In lieu of an abstract, here is a brief excerpt of the content: The very nature of this privatizing public discourse has constituted a pervasive common language, one in which neoliberalism has served as an a priori, the ground from which the very claims to rights and privileges are articulated.
The student strike has thus been characterized alternately as an elite affectation, a radical anarchist attack on the system, a narcissistic refusal to contribute to society, and an unwillingness to engage in productive activity.
The rationalization of education through learning outcomes, job placement data, patentable intellectual property, funding partnerships, etc. The classroom is a shifting historical formation, having been the object of a series of revolutionary interventions throughout the 19th and 20th centuries, interventions that are being played out in the debates in the public sphere today.
Historically, educational institutions in culture at large served as cultural sites wherein different social groups represented their own social, political and economic function, either by creating a cadre of specialists and technicians, or by turning to existing categoriesa review of nancy faser's Rethinking the Public sphere Satish Poduval, Media and the Public Domain 13th February Report: Rethinking The Public Sphere by Nancy Fraser Rethinking The Public Sphere is a response to Habermas' essay, later published in English as The Public Sphere .
"The public" is an imaginary group of people, and the public sphere is an imaginary place. It is a space constituted between the state and the private sphere of citizens, households, and private corporations. public service workers, business – and on the roles of various international institutions.
Section 3 explores the impact of privatization on public services in terms of the employment and service delivery dimensions identified above, while section 4 attempts to.

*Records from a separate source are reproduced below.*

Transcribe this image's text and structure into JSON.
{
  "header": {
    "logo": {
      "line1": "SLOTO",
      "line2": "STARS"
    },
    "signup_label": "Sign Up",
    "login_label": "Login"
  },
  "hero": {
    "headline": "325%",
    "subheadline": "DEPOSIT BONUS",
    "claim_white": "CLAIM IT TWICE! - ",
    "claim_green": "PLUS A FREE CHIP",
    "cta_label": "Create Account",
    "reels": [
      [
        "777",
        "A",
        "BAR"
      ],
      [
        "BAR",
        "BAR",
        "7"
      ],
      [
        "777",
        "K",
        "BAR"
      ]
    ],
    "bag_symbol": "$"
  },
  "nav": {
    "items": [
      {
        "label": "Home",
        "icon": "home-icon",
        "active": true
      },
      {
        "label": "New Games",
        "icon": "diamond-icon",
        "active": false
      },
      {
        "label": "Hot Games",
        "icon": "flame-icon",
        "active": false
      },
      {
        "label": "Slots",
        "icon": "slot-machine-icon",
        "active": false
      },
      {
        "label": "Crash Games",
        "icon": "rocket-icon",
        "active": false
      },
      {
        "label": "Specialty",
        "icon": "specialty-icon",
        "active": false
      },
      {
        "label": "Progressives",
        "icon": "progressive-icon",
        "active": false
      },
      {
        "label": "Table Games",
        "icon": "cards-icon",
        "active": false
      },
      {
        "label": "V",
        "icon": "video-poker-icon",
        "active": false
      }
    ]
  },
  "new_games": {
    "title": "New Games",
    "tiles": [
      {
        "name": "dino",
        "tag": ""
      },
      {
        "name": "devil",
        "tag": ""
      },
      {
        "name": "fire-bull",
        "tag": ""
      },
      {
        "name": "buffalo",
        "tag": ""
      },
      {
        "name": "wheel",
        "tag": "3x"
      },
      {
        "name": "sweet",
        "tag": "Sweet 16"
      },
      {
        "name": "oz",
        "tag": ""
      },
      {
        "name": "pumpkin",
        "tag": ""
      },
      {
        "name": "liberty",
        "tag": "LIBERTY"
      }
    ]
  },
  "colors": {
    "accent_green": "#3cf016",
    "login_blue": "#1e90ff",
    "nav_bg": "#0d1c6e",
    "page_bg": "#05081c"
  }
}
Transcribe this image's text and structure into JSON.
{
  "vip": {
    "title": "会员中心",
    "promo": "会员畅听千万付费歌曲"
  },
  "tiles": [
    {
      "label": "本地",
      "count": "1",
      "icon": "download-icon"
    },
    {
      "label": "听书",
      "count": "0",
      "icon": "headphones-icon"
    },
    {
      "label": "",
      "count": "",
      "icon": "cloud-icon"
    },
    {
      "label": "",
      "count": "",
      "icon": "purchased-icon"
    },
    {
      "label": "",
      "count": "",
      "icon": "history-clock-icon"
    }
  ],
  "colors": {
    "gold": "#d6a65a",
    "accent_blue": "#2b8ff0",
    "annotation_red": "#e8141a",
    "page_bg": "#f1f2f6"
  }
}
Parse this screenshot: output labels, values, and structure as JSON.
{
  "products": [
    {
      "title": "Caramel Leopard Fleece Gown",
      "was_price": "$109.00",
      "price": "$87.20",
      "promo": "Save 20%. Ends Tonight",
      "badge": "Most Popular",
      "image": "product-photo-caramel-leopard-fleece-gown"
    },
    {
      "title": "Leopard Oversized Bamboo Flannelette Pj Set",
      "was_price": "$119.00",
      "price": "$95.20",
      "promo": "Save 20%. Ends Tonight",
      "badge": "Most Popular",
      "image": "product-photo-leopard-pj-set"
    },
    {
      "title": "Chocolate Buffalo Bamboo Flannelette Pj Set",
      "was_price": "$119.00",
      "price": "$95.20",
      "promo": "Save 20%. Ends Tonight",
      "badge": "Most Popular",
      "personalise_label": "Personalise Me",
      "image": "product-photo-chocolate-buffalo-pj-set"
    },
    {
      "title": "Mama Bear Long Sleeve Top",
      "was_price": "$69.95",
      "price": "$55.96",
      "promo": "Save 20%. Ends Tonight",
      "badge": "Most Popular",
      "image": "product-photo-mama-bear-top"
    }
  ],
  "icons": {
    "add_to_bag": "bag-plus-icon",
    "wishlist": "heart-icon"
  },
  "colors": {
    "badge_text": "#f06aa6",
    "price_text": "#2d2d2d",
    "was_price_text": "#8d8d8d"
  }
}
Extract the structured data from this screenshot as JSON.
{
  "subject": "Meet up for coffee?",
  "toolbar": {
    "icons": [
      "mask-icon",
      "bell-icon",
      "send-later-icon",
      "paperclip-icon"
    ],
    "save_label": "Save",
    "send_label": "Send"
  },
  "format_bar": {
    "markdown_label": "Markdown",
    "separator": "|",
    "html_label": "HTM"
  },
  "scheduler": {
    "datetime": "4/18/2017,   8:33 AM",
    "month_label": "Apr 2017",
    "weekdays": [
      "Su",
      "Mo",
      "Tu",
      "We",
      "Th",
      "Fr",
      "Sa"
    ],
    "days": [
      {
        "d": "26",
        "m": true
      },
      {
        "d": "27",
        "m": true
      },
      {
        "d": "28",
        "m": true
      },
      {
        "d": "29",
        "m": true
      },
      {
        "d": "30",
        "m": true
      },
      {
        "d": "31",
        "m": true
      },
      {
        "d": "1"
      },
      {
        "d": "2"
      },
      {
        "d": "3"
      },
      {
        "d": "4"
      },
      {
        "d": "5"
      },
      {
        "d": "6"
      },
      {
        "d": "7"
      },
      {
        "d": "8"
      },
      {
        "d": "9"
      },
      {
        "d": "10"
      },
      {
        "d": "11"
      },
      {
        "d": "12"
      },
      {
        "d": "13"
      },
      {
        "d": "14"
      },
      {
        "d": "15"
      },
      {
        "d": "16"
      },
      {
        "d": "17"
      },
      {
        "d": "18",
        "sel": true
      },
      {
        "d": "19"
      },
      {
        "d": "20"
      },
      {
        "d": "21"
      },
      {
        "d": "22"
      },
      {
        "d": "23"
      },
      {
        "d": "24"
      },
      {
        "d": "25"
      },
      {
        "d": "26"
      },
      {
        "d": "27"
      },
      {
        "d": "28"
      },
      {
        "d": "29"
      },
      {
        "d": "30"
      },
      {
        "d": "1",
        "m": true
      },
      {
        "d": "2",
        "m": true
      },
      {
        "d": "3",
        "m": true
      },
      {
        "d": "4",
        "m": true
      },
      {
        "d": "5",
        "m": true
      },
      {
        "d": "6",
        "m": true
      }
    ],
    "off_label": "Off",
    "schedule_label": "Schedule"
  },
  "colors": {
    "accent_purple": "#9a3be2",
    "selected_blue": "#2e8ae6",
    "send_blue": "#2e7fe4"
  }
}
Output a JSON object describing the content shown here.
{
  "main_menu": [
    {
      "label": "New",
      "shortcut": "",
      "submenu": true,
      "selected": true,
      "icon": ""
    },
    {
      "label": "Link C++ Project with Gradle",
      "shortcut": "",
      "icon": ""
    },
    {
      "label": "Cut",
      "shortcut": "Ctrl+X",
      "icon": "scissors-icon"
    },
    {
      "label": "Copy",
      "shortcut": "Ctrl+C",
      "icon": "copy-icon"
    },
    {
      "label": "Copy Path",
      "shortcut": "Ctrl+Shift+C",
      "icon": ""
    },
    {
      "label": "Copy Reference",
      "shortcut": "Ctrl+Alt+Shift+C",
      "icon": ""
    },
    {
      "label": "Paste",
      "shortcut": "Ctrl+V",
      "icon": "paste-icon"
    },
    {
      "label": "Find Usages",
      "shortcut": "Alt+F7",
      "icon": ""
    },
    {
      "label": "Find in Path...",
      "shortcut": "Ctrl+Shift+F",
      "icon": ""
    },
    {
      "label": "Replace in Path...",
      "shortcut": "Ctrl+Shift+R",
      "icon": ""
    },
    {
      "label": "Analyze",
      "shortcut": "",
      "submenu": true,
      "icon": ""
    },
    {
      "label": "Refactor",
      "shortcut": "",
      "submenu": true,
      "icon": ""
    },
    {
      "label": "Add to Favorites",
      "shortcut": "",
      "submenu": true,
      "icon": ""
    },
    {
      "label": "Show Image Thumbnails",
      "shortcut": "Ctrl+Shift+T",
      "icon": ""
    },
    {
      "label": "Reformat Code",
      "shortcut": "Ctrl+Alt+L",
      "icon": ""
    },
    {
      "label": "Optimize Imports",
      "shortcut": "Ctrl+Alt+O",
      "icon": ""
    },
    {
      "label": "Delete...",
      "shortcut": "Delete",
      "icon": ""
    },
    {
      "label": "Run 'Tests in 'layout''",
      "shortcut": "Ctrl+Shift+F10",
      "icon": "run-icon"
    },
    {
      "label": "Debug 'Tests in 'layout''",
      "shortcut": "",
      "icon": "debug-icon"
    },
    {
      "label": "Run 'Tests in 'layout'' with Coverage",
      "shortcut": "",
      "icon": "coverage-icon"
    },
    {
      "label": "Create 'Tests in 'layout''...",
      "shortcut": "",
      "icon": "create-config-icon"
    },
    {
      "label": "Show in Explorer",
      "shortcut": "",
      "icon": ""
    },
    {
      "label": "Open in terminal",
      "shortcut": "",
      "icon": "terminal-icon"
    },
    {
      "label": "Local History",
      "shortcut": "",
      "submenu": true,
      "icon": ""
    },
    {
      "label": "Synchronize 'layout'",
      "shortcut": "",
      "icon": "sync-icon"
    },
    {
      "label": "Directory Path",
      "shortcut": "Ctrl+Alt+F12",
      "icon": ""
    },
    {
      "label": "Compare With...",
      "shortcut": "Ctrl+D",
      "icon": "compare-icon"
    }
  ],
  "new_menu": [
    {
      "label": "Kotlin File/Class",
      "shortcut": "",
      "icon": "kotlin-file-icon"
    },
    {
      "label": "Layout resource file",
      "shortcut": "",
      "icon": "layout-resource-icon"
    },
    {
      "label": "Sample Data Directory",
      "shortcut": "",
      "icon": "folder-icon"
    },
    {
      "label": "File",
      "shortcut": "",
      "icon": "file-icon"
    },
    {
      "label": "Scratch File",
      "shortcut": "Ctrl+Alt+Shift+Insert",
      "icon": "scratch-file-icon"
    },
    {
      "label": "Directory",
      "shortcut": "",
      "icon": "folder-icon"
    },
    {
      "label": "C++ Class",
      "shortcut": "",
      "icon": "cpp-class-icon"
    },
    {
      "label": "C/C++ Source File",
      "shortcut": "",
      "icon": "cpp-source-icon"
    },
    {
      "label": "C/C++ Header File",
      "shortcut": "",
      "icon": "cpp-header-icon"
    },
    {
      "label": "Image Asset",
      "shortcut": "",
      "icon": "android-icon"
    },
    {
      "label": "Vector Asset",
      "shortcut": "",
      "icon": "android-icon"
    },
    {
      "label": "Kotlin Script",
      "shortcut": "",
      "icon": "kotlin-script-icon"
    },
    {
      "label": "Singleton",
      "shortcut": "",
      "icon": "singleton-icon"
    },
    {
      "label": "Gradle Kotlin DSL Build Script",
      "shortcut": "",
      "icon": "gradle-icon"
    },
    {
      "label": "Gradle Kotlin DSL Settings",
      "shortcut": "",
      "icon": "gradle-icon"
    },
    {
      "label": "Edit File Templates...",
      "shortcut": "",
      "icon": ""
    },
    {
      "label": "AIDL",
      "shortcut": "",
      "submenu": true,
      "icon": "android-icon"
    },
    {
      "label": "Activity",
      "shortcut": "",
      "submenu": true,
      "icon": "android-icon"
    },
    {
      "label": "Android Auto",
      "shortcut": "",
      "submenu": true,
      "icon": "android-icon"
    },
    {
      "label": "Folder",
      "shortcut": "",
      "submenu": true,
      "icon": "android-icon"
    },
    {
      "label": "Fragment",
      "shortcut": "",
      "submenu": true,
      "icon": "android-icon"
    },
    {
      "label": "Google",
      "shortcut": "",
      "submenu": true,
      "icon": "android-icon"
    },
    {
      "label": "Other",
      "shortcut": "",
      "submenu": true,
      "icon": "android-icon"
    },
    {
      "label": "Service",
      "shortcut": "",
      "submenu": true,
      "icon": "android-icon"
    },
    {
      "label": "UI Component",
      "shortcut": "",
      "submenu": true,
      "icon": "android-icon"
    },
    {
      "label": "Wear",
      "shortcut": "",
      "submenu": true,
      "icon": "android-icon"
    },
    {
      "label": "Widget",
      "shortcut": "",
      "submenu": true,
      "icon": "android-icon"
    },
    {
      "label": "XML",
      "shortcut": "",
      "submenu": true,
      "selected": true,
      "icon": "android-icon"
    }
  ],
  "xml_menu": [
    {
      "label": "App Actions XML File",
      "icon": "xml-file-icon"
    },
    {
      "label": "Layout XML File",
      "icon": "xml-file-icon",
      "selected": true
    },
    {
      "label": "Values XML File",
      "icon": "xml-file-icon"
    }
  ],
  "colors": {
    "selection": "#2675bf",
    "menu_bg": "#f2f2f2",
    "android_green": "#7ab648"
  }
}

• Because it is determined in the political sphere, management of public land inevitably becomes a messy, conflictual, and deeply polarized affair.
But it is also a largely democratic process that is wide open to public participation, access by varied stakeholders, and the accountability afforded by administrative appeals and judicial challenge.
For example, privatization covers the sale of public assets to private owners, the simple cessation of government programs, the contracting out of services formerly provided by state organizations to private producers, and the entry by private producers into markets that were formerly public monopolies.
The very nature of this privatizing public discourse has constituted a pervasive common language, one in which neoliberalism has served as an a priori, the ground from which the very claims to rights and privileges are articulated.